Her images are alternately grainy and soft, but always solemn. I once went to an Arbus exhibit with a friend who felt disturbed by her work. He said that her pictures felt exploitative; particularly the ones of people with intellectual disabilities. “These people thought they were innocently getting their portrait taken. Instead she highlights their freakishness and uses it to advance a career as an artist,” he said.
In On Photography, Susan Sontag argued that Arbus’s “gaze” is “based on distance, on privilege, on feeling that what the viewer is asked to look at is really other.”
This could be the case. It could also be argued, though, that Arbus doesn’t necessarily see her subjects as “freaks,” she just knows the audience does. Today nobody with politically correct or even polite intentions would refer to any of her subjects as “freaks,” but they readily did so then. Maybe that’s the point, really, that “freak” is just another fluid social construction, not an inherent or true quality of any human being. It was a different time. Maybe it was empowering for her marginalized subjects to be featured, or simply to be visible. Her work makes people look within themselves and acknowledge our discomfort with ourselves and humanity, and the shameful disgust towards things we don’t understand.
Diane Arbus said: “Most people go through life dreading they’ll have a traumatic experience. Freaks were born with their trauma. They’ve already passed their test in life. They’re aristocrats.”
There are some queer aspects to Diane Arbus worth mentioning. Arbus was bisexual by most accounts. According to the biography, Diane occasionally slept with women but “liked men better” and kept her liaisons with women “discreet.” A friend who accompanied her and her “woman friends” to the movies said “he always felt acutely uncomfortable” despite nothing “out of the ordinary” happening: “Diane could create a very pervasive sexual atmosphere around her and she had an especially tender, insinuating way with the women she was attracted to,” he said.
On this, Bosworth adds: “it’s as if she could sense not only the person’s deepest needs and most passionate demands, but seemed to suggest that she was willing to comply with any of them.”
She was especially interested in gender roles. In “The Missing Photographs: An Examination of Diane Arbus’s Images of Transvestites and Homosexuals from 1957 to 1965,” Laureen Trainer writes:

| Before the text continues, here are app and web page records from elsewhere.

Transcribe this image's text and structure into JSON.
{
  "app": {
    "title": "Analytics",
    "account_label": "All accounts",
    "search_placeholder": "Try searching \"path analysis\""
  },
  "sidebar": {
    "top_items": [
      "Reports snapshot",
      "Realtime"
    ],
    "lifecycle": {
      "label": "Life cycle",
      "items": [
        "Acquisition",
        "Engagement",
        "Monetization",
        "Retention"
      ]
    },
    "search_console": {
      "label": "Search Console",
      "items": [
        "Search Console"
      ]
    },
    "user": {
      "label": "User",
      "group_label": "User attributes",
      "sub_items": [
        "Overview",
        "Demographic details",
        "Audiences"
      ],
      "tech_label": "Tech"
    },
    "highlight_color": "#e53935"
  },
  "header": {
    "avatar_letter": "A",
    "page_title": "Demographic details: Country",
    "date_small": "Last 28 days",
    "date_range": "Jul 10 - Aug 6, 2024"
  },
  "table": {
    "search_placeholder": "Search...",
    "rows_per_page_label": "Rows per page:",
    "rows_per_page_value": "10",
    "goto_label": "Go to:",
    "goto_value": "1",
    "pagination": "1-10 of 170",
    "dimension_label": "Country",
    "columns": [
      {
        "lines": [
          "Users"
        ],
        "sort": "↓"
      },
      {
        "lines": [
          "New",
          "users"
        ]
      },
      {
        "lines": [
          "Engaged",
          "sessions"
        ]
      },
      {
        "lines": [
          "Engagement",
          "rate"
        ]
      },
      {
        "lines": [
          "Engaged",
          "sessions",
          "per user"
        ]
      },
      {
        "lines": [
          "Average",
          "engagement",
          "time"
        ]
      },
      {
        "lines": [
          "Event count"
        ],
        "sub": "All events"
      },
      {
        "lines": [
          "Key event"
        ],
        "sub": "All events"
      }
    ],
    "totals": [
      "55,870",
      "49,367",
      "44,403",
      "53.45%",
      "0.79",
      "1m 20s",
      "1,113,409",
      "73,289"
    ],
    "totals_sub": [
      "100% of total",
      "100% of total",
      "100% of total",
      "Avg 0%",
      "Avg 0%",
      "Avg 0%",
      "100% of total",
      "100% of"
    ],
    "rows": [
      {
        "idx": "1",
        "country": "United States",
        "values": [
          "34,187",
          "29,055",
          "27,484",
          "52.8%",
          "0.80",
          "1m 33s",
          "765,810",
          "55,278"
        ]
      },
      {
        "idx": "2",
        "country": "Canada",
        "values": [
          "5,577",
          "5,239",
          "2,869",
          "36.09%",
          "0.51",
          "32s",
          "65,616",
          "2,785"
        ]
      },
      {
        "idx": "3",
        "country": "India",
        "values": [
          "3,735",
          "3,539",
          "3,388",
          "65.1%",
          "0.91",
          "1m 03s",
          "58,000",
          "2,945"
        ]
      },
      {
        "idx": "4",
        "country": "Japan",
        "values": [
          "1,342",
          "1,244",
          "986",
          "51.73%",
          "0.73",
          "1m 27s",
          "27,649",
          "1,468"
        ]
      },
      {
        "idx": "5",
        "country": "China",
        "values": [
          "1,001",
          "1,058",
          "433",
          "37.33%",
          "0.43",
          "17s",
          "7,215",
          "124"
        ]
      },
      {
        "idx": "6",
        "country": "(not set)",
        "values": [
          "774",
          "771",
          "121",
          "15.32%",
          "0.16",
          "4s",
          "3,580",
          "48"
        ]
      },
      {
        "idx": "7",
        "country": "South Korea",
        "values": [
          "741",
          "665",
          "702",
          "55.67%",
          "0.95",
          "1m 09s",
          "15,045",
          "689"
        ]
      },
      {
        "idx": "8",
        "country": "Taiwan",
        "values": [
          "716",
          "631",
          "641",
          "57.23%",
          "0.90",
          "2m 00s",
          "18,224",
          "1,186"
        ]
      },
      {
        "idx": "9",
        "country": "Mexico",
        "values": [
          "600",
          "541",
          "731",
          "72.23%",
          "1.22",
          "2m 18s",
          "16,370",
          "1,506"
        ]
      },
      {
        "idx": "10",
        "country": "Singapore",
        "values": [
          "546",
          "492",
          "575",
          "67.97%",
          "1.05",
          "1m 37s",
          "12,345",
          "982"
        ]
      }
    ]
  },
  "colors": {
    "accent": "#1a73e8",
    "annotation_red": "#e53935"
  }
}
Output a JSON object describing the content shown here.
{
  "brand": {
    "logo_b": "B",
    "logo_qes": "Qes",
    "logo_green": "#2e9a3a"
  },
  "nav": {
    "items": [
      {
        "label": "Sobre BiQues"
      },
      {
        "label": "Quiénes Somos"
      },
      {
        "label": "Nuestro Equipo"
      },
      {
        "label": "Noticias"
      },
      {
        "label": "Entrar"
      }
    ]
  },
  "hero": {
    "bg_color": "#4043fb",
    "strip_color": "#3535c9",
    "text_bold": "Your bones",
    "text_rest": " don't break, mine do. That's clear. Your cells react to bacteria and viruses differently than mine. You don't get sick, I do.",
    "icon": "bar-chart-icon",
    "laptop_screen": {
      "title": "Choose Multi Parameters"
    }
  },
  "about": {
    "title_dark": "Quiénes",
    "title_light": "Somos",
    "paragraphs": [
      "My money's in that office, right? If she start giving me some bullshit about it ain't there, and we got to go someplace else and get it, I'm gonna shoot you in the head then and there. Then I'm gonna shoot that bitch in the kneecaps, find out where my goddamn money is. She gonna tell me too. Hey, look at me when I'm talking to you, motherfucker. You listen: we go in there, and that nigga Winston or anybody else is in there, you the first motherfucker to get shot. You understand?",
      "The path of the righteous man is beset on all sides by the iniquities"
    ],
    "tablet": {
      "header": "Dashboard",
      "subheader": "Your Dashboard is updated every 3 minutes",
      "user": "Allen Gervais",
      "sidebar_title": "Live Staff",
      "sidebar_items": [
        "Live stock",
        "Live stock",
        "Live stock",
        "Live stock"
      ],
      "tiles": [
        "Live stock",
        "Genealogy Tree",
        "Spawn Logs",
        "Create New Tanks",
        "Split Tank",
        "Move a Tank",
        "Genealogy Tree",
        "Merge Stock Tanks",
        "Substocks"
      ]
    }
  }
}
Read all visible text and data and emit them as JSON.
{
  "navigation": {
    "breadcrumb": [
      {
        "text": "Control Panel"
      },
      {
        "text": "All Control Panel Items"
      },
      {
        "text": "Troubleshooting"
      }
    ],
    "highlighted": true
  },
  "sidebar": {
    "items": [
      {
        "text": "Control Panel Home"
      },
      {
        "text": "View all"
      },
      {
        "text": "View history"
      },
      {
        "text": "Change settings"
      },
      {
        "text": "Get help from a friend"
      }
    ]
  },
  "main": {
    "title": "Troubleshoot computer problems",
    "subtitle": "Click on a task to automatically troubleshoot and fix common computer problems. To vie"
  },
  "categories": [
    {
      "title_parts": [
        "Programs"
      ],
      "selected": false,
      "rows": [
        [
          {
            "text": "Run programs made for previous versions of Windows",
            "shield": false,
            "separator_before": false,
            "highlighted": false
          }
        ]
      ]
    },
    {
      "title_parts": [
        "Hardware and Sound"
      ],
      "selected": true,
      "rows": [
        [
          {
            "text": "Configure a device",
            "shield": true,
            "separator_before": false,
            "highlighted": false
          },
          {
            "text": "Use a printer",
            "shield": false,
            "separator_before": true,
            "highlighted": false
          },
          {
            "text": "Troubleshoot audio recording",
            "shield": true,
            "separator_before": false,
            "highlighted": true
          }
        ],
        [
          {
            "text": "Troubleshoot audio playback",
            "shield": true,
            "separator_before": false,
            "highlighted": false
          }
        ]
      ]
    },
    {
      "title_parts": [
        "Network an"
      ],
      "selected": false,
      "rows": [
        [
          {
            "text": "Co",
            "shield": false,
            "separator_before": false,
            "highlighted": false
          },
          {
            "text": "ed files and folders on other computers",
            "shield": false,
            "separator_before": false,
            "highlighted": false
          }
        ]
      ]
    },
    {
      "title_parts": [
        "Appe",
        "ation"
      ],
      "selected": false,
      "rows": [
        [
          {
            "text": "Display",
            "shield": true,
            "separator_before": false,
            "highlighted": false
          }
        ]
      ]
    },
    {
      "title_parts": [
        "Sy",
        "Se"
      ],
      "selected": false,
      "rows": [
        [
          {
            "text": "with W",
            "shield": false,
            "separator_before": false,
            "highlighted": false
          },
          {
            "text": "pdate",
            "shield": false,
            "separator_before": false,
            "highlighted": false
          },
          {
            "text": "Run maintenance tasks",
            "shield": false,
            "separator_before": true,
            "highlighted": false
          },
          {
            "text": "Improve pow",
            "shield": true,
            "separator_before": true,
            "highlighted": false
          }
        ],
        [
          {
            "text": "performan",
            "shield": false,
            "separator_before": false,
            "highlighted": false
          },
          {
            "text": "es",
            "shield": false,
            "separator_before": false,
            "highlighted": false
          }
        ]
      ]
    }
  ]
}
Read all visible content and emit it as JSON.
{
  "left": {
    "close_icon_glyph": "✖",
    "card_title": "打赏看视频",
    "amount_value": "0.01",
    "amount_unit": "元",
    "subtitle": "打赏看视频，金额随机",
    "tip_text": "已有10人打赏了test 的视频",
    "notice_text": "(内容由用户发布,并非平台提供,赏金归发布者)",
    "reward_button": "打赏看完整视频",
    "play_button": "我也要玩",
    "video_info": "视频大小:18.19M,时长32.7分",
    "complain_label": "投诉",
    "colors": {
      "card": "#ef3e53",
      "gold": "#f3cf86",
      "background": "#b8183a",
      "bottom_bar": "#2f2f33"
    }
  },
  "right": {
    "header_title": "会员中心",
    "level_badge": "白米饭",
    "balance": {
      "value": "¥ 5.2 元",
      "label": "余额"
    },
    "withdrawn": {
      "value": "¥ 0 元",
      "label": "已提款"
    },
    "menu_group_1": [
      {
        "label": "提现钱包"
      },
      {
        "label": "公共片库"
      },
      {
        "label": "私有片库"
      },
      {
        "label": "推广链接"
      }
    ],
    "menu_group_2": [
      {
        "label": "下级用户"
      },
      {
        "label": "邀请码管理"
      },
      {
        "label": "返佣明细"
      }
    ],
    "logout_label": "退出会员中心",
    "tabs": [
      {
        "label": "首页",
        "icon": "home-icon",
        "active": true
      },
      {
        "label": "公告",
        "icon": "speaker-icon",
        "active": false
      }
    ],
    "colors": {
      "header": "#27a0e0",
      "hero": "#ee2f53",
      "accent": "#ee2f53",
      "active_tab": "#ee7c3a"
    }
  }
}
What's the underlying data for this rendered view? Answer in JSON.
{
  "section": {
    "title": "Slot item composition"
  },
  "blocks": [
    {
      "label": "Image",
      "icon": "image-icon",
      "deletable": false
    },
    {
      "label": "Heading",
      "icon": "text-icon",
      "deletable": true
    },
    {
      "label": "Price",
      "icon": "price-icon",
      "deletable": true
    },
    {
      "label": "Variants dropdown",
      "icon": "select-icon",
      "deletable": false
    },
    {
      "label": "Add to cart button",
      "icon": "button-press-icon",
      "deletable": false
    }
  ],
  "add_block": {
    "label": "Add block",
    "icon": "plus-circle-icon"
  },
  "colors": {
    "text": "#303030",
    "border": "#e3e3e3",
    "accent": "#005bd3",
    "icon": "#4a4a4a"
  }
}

“The poses that Arbus chose to capture were incredibly calculated and posed to challenge the boundaries of culturally-defined gender. The images investigated and questioned the sexual duality inherent in transvestitism and emphasized the extent to which gender is not biological, but rather a phenomenon that could be donned and removed. For example, in one particularly powerful image of the tension and duality of transvestites, “One impersonator’s image is successively fractured in a series of make-up mirrors. Her woman’s hat and make-up appear in one mirror while another reflects her male arm and torso.” In another image, Arbus captures a man with a female wig and make-up tensing his biceps like a weight lifter. In this case, in which there is a man who is dressed like a woman but creating a manly pose, the impersonator is mocking the arbitrariness of culturally-defined gender roles and accoutrement.”
“I really believe there are things nobody would see if I didn’t photograph them,” Diane Arbus said.
¹ “Transvestite,” once used interchangeably (and often incorrectly) with “cross-dresser,” is now considered a derogatory term, and we use it here only to accurately quote Arbus and her critics, as we have no genuine way of knowing her subjects’ actual gender identity in terms of proper terminology at this point.